Every line of the records below that holds the word "label" belongs in the answer.

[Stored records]

- - -

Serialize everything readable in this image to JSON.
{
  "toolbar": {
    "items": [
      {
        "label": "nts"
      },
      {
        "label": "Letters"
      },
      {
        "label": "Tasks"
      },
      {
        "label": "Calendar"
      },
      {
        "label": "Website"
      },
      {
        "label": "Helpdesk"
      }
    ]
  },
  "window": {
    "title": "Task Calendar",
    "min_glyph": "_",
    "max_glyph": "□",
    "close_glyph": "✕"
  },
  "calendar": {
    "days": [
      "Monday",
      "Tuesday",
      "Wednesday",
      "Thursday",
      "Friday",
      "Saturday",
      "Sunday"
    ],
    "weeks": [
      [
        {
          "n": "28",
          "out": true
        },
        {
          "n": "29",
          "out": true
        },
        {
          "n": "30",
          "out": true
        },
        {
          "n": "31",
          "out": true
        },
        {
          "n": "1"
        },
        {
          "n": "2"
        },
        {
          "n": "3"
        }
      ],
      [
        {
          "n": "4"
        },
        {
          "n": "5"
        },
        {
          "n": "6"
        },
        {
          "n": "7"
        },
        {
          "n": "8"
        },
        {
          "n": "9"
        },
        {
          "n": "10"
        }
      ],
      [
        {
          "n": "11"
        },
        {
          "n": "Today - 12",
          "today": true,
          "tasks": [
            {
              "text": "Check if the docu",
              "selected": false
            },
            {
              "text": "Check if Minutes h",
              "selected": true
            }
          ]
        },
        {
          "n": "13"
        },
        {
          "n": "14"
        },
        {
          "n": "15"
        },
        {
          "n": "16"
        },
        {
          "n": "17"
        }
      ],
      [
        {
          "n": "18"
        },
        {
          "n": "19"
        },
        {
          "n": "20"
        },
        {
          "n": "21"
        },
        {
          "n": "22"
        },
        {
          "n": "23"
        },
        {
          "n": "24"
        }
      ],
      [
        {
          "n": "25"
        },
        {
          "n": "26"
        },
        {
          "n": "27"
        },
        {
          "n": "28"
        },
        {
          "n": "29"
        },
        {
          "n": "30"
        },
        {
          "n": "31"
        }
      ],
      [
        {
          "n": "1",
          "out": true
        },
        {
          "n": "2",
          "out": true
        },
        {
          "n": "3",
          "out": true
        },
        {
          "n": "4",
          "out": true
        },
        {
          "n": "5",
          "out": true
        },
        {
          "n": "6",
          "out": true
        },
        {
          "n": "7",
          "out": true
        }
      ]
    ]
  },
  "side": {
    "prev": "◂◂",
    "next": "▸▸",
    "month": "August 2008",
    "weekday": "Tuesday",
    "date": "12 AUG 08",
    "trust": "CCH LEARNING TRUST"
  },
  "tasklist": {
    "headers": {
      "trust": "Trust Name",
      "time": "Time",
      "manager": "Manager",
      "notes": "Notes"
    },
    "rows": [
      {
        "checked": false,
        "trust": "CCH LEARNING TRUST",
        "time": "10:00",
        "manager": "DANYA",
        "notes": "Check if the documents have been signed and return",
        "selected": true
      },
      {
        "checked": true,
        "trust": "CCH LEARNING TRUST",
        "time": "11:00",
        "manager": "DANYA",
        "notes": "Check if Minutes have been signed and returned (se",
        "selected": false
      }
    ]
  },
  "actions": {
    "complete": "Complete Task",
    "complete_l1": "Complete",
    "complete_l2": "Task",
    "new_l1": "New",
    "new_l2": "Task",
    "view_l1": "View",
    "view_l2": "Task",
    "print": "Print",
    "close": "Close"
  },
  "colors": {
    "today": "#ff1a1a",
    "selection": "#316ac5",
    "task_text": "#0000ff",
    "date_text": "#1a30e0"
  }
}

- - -

▶ **Answer below**
        "label": "nts"
        "label": "Letters"
        "label": "Tasks"
        "label": "Calendar"
        "label": "Website"
        "label": "Helpdesk"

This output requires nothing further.